Temple of the Burdened Host appears to be symmetrical at first glance, but as you get closer to the smaller images you see that what’s being balanced by the being in the middle only minimally resemble each other. Some images are strikingly different whereas others have subtle changes.
The details of each image made me question how small could a brush get while still absorbing enough ink to create on this medium.
I walked away thinking that balance isn’t what we’ve grown up to believe it is.
I hate to break hearts, but there’s no work-life balance, no matter how bad you want to create the divide – you just can’t.
And in a society like ours, I think it’s comical for us to think it could be achieved. We’re still living in a place where many don’t have affordable health insurance or the ability to take vacation days (even if it means a staycation), mental health days or self-care is still viewed as taboo or selfish even though the conversations are changing.
I’ve had co-workers who have had to use their sick time because their child was sick and couldn’t be home alone with supervisors who were sometimes understanding and sometimes not. I’ve also used my sick time for mental health days because sometimes you just need a break, but have had to force myself to ignore dozens of emails streaming through.
Our work lives bleed into our personal lives, and in many cases I think it’s appropriate.
Our personal passions can push us in our professional endeavors.
How we handle our personal battles can help us fight professional ones – even if our personal handling isn’t always perfect.
Trying to keep the divide will just make us frustrated and feel defeated.
Balance is a tight rope – it’s not always steady, it’s not always symmetrical.

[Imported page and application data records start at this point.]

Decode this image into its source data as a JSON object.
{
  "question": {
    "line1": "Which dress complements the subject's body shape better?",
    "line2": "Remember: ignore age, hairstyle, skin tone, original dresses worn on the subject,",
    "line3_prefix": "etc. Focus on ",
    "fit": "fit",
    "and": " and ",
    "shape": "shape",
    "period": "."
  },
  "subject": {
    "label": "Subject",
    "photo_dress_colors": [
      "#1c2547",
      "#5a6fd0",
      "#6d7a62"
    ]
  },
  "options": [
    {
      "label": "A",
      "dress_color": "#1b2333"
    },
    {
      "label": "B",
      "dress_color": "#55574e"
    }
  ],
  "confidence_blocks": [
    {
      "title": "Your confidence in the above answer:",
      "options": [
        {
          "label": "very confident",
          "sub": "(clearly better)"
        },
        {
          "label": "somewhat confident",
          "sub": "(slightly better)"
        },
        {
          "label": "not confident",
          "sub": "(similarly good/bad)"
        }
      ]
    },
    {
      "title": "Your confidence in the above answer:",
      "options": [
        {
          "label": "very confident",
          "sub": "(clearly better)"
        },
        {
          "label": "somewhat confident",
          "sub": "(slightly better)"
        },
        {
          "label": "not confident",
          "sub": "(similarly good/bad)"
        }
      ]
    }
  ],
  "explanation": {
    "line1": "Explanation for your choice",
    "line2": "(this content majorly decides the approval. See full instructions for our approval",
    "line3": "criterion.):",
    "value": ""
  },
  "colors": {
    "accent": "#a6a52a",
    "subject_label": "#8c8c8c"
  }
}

This drawing shows that from a distance balance is appealing and looks ideal, but as you approach and get a closer look at the details we can see that balance doesn’t truly exist, but that doesn’t mean the piece is less beautiful.